“It’s very homey,” said Eric Messin, Pelletreau’s caretaker and resident jeweler, “The wood is alive. It’s organic; so it speaks. All the stuff gets buried into the walls here…it’s just that feeling of history. And because I’m in here, we’re keeping the building alive.”
Pelletreau’s small but efficiently maximized space, acting as both jewelry studio and museum, is warm and inviting. Its original character is conveyed through elements like its authentic floor planks turned workbench panels and prominent ceiling beams.
Well-lit, wooden display cases spotlight some of Messin’s work made on site: silver swan earrings, a golden unicorn pendant set with an emerald, a sterling and turquoise necklace. Messin, whose three decades of metalsmithing experience includes time spent with Van Cleef & Arpels, creates custom accessories for private clientele. His hand-wrought silver, gold, and platinum jewelry shines with diamonds and other precious gems. It evokes a richness in form and composition.

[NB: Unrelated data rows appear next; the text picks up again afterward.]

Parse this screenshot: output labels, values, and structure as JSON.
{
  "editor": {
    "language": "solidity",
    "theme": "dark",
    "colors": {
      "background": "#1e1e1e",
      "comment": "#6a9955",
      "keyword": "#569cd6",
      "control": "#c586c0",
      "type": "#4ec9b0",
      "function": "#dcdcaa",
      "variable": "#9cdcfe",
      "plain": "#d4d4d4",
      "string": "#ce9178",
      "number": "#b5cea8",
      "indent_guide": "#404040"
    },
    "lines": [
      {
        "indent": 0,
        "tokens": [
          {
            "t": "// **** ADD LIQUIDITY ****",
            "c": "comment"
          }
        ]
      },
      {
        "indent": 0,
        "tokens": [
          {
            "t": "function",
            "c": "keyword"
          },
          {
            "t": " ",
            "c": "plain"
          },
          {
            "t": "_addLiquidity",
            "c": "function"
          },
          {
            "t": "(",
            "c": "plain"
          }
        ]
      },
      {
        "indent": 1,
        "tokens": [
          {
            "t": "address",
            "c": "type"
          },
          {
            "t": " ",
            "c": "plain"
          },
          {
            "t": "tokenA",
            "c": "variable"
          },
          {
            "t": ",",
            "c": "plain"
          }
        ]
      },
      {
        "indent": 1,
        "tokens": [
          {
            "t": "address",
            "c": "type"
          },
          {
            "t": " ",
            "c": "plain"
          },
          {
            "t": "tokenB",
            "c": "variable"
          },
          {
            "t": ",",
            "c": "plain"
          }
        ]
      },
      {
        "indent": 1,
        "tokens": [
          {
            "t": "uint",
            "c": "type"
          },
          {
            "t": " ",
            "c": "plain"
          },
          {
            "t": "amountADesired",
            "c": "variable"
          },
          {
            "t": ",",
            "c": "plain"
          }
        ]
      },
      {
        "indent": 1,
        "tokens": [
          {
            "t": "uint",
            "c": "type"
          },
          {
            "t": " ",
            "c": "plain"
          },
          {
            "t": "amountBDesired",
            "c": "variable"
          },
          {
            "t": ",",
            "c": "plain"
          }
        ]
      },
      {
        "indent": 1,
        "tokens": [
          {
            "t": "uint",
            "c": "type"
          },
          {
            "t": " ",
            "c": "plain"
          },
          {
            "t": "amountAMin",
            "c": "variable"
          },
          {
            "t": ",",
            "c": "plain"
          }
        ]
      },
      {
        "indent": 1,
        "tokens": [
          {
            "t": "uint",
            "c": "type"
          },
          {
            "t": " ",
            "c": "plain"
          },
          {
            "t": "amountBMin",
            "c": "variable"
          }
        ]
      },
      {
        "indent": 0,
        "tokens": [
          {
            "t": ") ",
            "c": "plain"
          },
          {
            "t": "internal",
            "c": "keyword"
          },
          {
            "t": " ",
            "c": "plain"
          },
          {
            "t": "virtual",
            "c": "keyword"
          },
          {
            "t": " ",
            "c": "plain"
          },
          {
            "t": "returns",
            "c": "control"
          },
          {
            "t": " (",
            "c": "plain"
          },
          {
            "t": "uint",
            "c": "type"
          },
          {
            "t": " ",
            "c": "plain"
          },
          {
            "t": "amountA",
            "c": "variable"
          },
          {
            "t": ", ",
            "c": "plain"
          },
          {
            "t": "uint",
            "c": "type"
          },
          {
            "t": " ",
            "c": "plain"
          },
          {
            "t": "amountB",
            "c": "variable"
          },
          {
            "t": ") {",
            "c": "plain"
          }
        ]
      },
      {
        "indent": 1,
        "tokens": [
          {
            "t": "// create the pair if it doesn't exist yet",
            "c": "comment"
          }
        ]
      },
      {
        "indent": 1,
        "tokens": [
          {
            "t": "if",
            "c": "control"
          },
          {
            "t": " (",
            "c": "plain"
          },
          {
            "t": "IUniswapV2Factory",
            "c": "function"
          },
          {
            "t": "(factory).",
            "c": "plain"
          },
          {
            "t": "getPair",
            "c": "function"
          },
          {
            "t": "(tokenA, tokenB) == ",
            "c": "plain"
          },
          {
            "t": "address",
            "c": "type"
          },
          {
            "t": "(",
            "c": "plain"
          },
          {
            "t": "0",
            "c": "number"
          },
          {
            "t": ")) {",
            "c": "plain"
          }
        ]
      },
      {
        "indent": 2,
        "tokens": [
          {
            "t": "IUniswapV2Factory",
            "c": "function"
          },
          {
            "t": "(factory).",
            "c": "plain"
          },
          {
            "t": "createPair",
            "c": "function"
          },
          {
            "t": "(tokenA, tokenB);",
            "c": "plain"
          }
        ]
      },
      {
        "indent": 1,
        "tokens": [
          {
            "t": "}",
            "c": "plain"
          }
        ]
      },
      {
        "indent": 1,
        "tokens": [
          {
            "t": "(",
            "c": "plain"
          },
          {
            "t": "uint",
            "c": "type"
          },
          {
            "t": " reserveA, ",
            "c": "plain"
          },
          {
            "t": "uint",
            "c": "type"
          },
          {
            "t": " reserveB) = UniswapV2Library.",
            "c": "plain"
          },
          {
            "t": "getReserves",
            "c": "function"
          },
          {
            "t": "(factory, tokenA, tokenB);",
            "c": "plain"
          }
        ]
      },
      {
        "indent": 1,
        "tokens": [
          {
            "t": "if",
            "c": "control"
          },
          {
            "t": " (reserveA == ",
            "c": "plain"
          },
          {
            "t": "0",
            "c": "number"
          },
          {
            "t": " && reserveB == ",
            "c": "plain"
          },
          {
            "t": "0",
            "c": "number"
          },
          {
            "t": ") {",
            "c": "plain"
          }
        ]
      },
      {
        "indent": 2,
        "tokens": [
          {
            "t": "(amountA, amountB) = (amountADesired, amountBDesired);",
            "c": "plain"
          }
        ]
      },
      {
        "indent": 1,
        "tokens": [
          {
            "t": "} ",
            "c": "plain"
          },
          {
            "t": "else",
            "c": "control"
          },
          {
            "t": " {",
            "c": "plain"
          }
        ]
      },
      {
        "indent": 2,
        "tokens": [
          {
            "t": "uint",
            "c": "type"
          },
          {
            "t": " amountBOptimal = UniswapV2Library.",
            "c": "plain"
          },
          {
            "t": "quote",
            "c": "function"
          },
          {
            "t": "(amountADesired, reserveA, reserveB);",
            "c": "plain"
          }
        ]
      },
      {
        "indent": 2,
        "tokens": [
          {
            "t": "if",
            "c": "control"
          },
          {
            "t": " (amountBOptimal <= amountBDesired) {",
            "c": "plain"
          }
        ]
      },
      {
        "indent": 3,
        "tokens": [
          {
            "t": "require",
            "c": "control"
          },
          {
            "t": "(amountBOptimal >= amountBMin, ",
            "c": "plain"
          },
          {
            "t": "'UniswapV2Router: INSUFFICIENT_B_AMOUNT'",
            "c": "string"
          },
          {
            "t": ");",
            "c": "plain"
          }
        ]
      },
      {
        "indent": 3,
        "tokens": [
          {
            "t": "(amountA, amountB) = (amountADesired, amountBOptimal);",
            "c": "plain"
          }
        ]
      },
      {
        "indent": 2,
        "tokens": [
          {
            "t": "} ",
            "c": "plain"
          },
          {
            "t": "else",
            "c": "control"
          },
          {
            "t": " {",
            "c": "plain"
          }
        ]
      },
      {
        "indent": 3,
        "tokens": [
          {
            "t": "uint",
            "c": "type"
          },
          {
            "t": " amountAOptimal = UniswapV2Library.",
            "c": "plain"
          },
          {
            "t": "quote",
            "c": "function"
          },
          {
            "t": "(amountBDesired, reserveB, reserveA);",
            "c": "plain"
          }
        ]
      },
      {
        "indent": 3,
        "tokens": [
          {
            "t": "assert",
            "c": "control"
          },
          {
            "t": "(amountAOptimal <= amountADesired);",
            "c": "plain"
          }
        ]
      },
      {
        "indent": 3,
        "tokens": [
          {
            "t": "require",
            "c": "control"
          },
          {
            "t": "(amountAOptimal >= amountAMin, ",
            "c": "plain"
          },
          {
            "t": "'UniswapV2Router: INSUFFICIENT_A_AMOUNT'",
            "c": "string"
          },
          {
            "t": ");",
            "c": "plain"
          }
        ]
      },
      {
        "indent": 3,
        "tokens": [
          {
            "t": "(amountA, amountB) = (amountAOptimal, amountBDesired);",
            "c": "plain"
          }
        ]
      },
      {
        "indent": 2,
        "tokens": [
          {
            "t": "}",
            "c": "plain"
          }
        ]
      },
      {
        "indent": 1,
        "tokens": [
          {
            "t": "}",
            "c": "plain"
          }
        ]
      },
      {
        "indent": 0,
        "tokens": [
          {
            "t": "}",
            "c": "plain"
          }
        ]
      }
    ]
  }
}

Adjacent to Messin’s showcases with modern pieces are the tangible artifacts of silversmith Elias Pelletreau’s legacy: an assortment of hammers, a handsaw, and other metal-forming tools; an amber and silver pendant; a brick forge; and handmade utensils, tankards, and pitchers.
During the silver shop’s official hours, Messin is either focused on a project at his bench, proudly offering visitors historical anecdotes about Pelletreau, caring for the shop, or teaching jewelry making classes.
“I think those skills are so important to our humanity,” Messin said on his desire to pass along what he has learned. “I do it to keep the tradition going of jewelry making, having things made by hand.” Students are taught how to solder, set stones, sculpt wax forms for silver casting, and polish their finished pieces in eight class sessions.
Many would-be jewelers want to try the handicraft because they think it may be fulfilling.
“It definitely brings that sense of achievement when you finish the piece,” Messin said. “It’s a representation of the spirit that’s manifest[ed] into something very concrete and real.”
For Messin, handmade objects are laden with meaning as compared to those that are commonly mass-produced.
“It’s not about perfection,” Messin said, “It’s about excellence and giving your best. When [jewelry]’s not perfectly square and straight, it only means it’s got personality.” And, he noted, it’s equally hard to find an audience to appreciate, promote, and sustain such heartfelt craftsmanship.
“People like me are disappearing,” he said, snapping his fingers, “Every minute, you lose more and more.” Even computers now whip out “too perfect” jewelry, Messin said, “A hand is not as accurate and as perfect, but it’s alive. All that you put into a piece, the people who wear it and carry it, carry that life along with them.”
Handmade accessories have a vitality to them.
“That’s what I’m fighting for. That’s the basic fight of my creating jewelry,” Messin said with a laugh, “It sounds ambitious, but it’s on a small level. It’s about each one of us doing that.”
Discover current class schedules at southamptonhistoricalmuseum.org.